We splashed this morning on how there will indeed be no major restructuring until after the 2015 general election – after Vince Cable accepted that it would be impossible to implement such major reforms before then. (Although the legal framework will be put in place during this Parliament.)
This would reinforce the Treasury’s insistence all along that there was no major Tory-Lib Dem split over the issue.
So who was responsible for creating the impression that the Lib Dems were adamant on immediate reforms to the banking sector to split retail from investment activities?
Step forward Lord Oakeshott, former Treasury spokesman for the party in the upper chamber, who said in the Evening Standard a few weeks ago:
“What would not be acceptable is for Vickers to come out with a radical solution and then the government not to implement it immediately and in full…Every Liberal Democrat from top to bottom is united about that. It will be absolutely critical – a Lib-Dem red line, bottom line, sine qua non – whatever you want to call it. That will be crunch time for the Coalition.

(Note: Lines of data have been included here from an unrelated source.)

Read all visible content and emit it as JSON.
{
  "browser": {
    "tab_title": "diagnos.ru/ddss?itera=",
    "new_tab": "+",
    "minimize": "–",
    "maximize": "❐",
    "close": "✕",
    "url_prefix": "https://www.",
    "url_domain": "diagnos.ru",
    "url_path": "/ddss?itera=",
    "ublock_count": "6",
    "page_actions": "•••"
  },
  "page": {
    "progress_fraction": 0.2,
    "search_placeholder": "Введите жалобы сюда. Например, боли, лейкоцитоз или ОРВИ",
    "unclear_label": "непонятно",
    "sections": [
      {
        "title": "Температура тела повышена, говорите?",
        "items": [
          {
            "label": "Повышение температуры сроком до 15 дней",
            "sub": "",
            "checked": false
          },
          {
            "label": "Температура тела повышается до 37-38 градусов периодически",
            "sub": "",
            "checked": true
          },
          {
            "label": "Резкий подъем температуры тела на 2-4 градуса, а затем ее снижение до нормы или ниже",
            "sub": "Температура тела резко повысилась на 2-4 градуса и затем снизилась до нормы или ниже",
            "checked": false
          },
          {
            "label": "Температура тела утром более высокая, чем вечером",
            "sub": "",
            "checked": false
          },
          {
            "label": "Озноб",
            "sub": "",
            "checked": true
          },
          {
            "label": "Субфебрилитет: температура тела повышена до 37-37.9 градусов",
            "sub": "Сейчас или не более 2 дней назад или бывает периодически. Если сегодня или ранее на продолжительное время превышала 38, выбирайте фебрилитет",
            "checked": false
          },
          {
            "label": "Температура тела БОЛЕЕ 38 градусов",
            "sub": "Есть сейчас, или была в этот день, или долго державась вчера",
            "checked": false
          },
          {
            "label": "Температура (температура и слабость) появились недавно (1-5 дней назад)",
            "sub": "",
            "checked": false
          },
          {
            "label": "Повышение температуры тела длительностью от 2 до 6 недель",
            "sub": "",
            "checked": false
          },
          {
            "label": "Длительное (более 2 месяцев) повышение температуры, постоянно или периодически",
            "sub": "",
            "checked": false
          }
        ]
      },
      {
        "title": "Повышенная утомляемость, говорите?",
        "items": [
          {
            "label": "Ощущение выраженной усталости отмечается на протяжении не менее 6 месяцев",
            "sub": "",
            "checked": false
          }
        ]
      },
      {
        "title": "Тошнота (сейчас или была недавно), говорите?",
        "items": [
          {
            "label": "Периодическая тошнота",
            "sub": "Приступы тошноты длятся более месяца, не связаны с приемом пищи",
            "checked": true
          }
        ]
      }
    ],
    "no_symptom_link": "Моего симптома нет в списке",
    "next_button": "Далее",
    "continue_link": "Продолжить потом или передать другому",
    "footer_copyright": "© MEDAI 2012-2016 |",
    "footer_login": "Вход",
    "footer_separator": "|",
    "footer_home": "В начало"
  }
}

If the Vickers Report is kicked into the long grass, it will be curtains for the Coalition.“
In mid-August Oakeshott was interviewed again, this time by the FT, where he made the same point again:
Can anyone in the Treasury or the banks seriously suggest we kick Vickers’ reforms into the long grass until 2019? When Vickers reports, our